With weeding, the trick is to stay focused and don't lose heart. Start with what you see most often. Weed the small plot by the curb, or the pots at the entry, or the perennial bed by the patio. Having a completed chunk that you see every day offers a critical sense of satisfaction and encouragement. Even 15 minutes a day over the course of a week makes a big difference. Finally, use chemicals for the noxious weeds where pulling, digging or hoeing just won't do it.
"Usually for noxious weeds, the best control method is chemical," says Hall.
But beware what chemical you use. Not every herbicide is appropriate for every use. For example, ground sterilizers kill everything in the area for at least six months.
"Pramitol and Ortho's Ground Clear are for a place like a driveway or patio so nothing will grow there," explains Cindy King, horticulturist at Kingstown Farm, Home, and Garden Center in Kingstown.
Selective herbicides are often used to kill things like broad leaf weeds in lawns. Systemic weed and grass killers (it goes in the leaves to kill plant and root) like Ortho's Weed Be Gone, Brush Be Gone and Agrevo Environmental Health's Finale, and Roundup let you replant in the same ground. Some, like Roundup, are recommended for vegetable gardens since they break down readily.
"Roundup decomposes into sugar and water," says Tangren. "It's gone by the time we eat the crop."
Preen is a pre-emergent, which means you sprinkle it on mulch before weeds germinate.
"When the weed seed hits the mulch, Preen prevents them from germinating," says King. "But it will work on any seeds, including ornamentals."
Ask questions, preferably of a licensed herbicide and pesticide expert (many garden centers have one on staff) before buying. And read the label -- completely -- before use.

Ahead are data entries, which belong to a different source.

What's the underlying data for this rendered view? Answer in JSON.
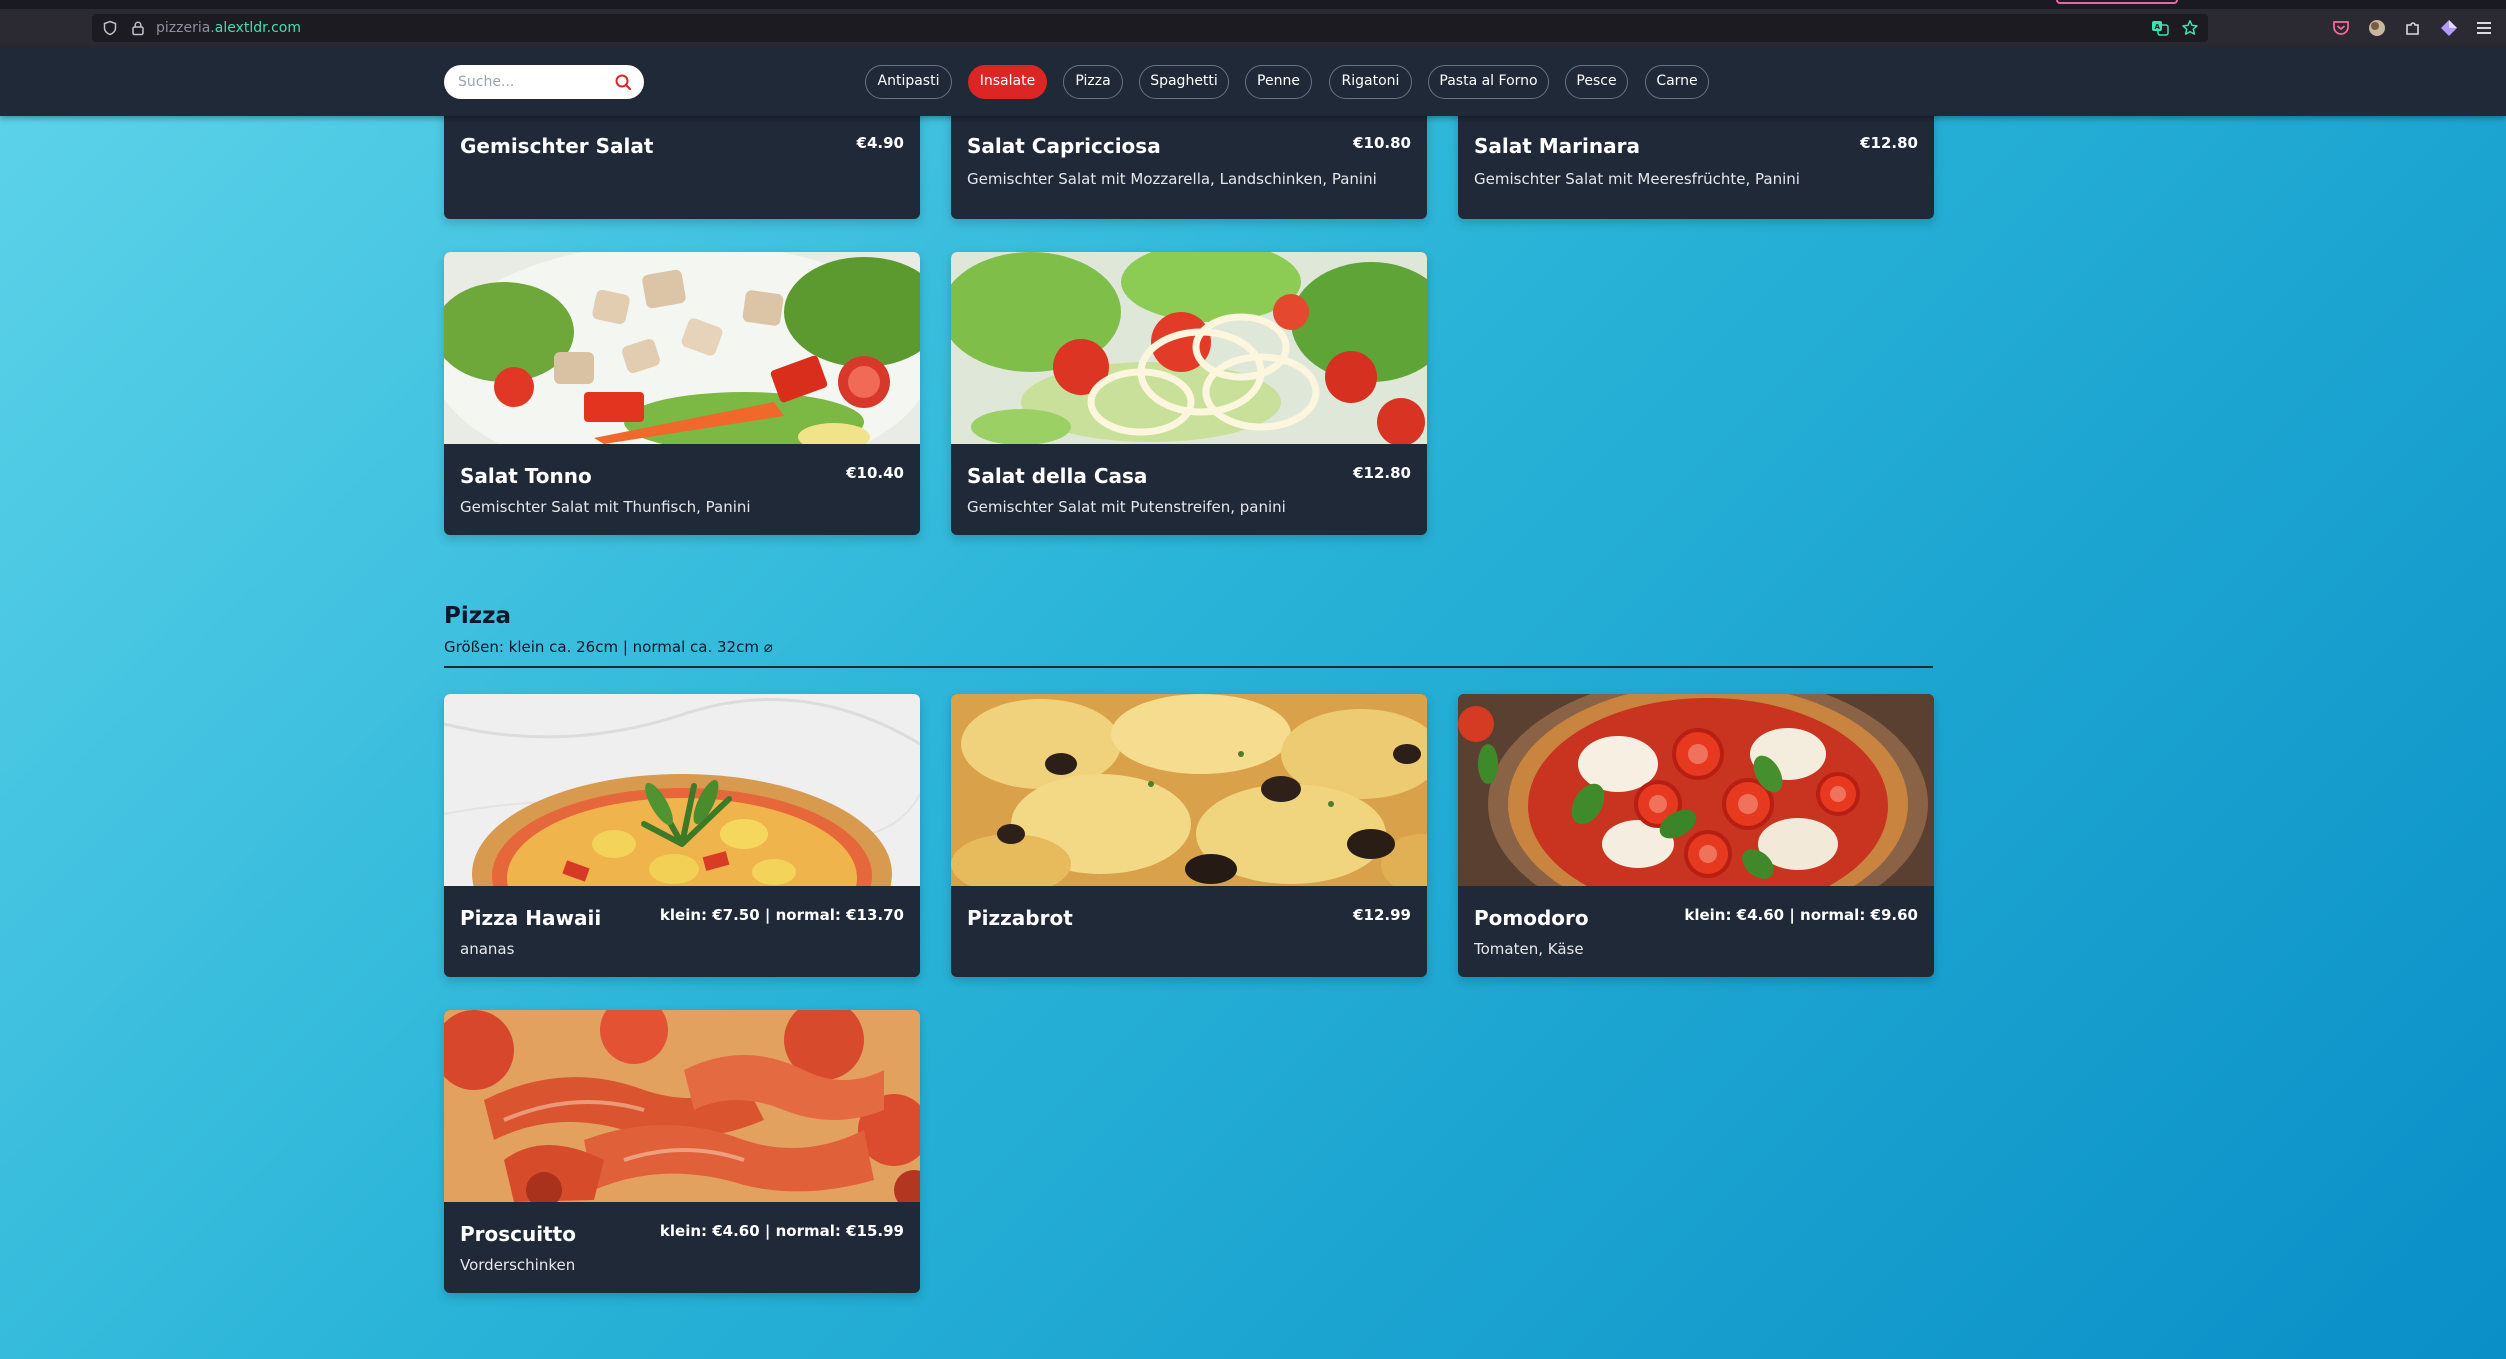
{
  "browser": {
    "url_prefix": "pizzeria.",
    "url_domain": "alextldr.com"
  },
  "header": {
    "search_placeholder": "Suche...",
    "categories": [
      "Antipasti",
      "Insalate",
      "Pizza",
      "Spaghetti",
      "Penne",
      "Rigatoni",
      "Pasta al Forno",
      "Pesce",
      "Carne"
    ],
    "active_category": "Insalate"
  },
  "salads": {
    "items": [
      {
        "name": "Gemischter Salat",
        "price": "€4.90",
        "desc": ""
      },
      {
        "name": "Salat Capricciosa",
        "price": "€10.80",
        "desc": "Gemischter Salat mit Mozzarella, Landschinken, Panini"
      },
      {
        "name": "Salat Marinara",
        "price": "€12.80",
        "desc": "Gemischter Salat mit Meeresfrüchte, Panini"
      },
      {
        "name": "Salat Tonno",
        "price": "€10.40",
        "desc": "Gemischter Salat mit Thunfisch, Panini"
      },
      {
        "name": "Salat della Casa",
        "price": "€12.80",
        "desc": "Gemischter Salat mit Putenstreifen, panini"
      }
    ]
  },
  "pizza_section": {
    "title": "Pizza",
    "subtitle": "Größen: klein ca. 26cm | normal ca. 32cm ⌀",
    "items": [
      {
        "name": "Pizza Hawaii",
        "price": "klein: €7.50 | normal: €13.70",
        "desc": "ananas"
      },
      {
        "name": "Pizzabrot",
        "price": "€12.99",
        "desc": ""
      },
      {
        "name": "Pomodoro",
        "price": "klein: €4.60 | normal: €9.60",
        "desc": "Tomaten, Käse"
      },
      {
        "name": "Proscuitto",
        "price": "klein: €4.60 | normal: €15.99",
        "desc": "Vorderschinken"
      }
    ]
  },
  "colors": {
    "accent": "#dc2626",
    "card_bg": "#1f2937",
    "header_bg": "#1f2937"
  }
}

Here are some good resources for more information about identifying weeds:
* Identifying and Harvesting Edible and Medicinal Plants by Steve "Wildman" Brill (William Morrow, 1994, $21.95). A compendium of edible wild herbs written by naturalist Brill, who has led foraging expeditions throughout New York, New Jersey and Connecticut's city and state parks. Available on Amazon, or click on www.wildmanstevebrill.com
* Eyewitness Handbooks Herbs by Lesley Bremness (DK Publishing, 1994, $17.95). Paperback with photos of more than 700 herb species from around the world
* A Field Guide to Wildflowers: Northeastern and North Central North America by Margaret McKenny and Roger Tory Peterson (Houghton Mifflin, 1998, $19). Illustrates many of the most common flowering weeds, such as scarlet pimpernel
* Insect, Disease and Weed Identification Guide by Jill Jesiolowski Cebenko (Rodale, 2001, $24.05). Very useful illustrated guide to insects, plant diseases and weeds and what to do about them
* University of Maryland Home and Garden Information Center Home and Garden hot line: 800-342-2507; from outside Maryland: 410-531-1757. You can also check out the Web site, www.hgic.umd.edu.
Here is the list of noxious weeds in Maryland. (A noxious weed is a plant that is so invasive and destructive to other plant communities that it is legally incumbent upon the property owner to destroy it.)
1. Carduus acanthoides (plumeless thistle)
2. Carduus nutans (musk thistle)
3. Cirsium arvense (Canada thistle)
4. Cirsium vulgare (bull thistle)
5. Rosa multiflora (multiflora rose)
6. Sorghum bicolor (shattercane)
7. Sorghum halepense (Johnson grass)